Directions » Exact copy required. Repeat the records, but keep the pictures out.

Records provided »
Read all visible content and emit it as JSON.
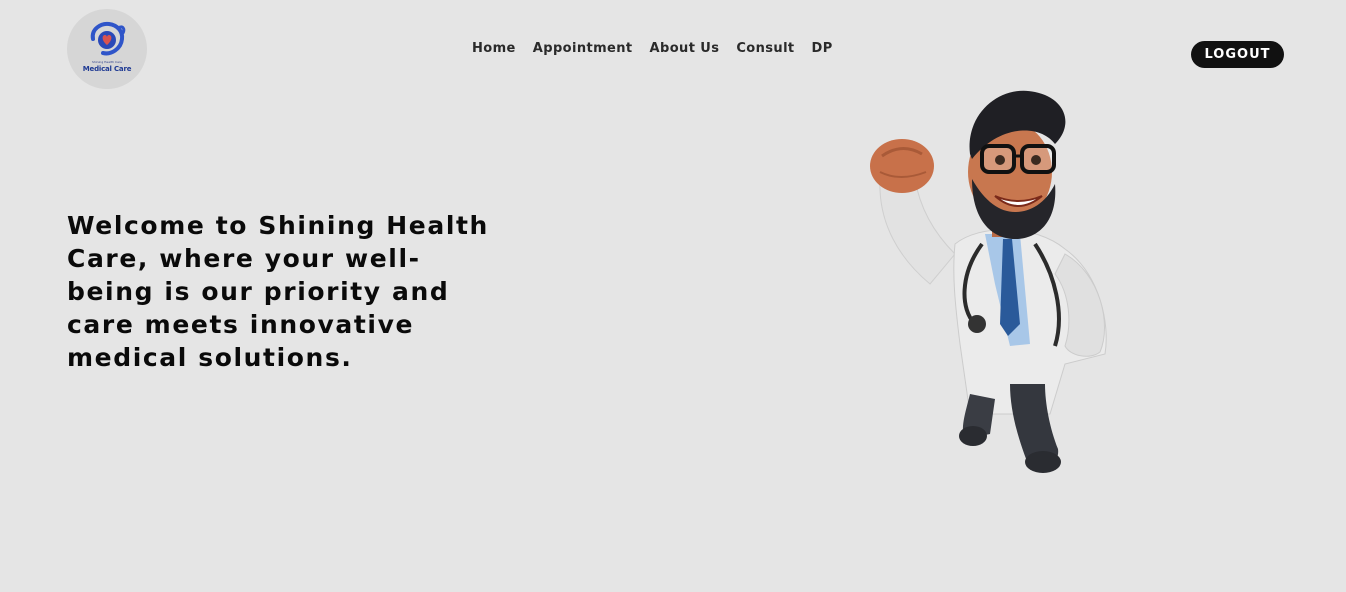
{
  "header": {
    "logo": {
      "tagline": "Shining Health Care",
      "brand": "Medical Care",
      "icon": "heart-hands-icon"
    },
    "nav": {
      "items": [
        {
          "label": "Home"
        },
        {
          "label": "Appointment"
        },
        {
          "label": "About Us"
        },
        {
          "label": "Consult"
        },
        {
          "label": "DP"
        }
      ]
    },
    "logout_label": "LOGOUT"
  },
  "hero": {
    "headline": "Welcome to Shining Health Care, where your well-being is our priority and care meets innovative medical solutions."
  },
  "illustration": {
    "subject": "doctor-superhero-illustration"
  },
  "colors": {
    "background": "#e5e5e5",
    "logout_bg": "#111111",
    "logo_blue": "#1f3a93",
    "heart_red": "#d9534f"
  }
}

Result for this task »
Read all visible content and emit it as JSON.
{
  "header": {
    "logo": {
      "tagline": "Shining Health Care",
      "brand": "Medical Care",
      "icon": "heart-hands-icon"
    },
    "nav": {
      "items": [
        {
          "label": "Home"
        },
        {
          "label": "Appointment"
        },
        {
          "label": "About Us"
        },
        {
          "label": "Consult"
        },
        {
          "label": "DP"
        }
      ]
    },
    "logout_label": "LOGOUT"
  },
  "hero": {
    "headline": "Welcome to Shining Health Care, where your well-being is our priority and care meets innovative medical solutions."
  },
  "illustration": {
    "subject": "doctor-superhero-illustration"
  },
  "colors": {
    "background": "#e5e5e5",
    "logout_bg": "#111111",
    "logo_blue": "#1f3a93",
    "heart_red": "#d9534f"
  }
}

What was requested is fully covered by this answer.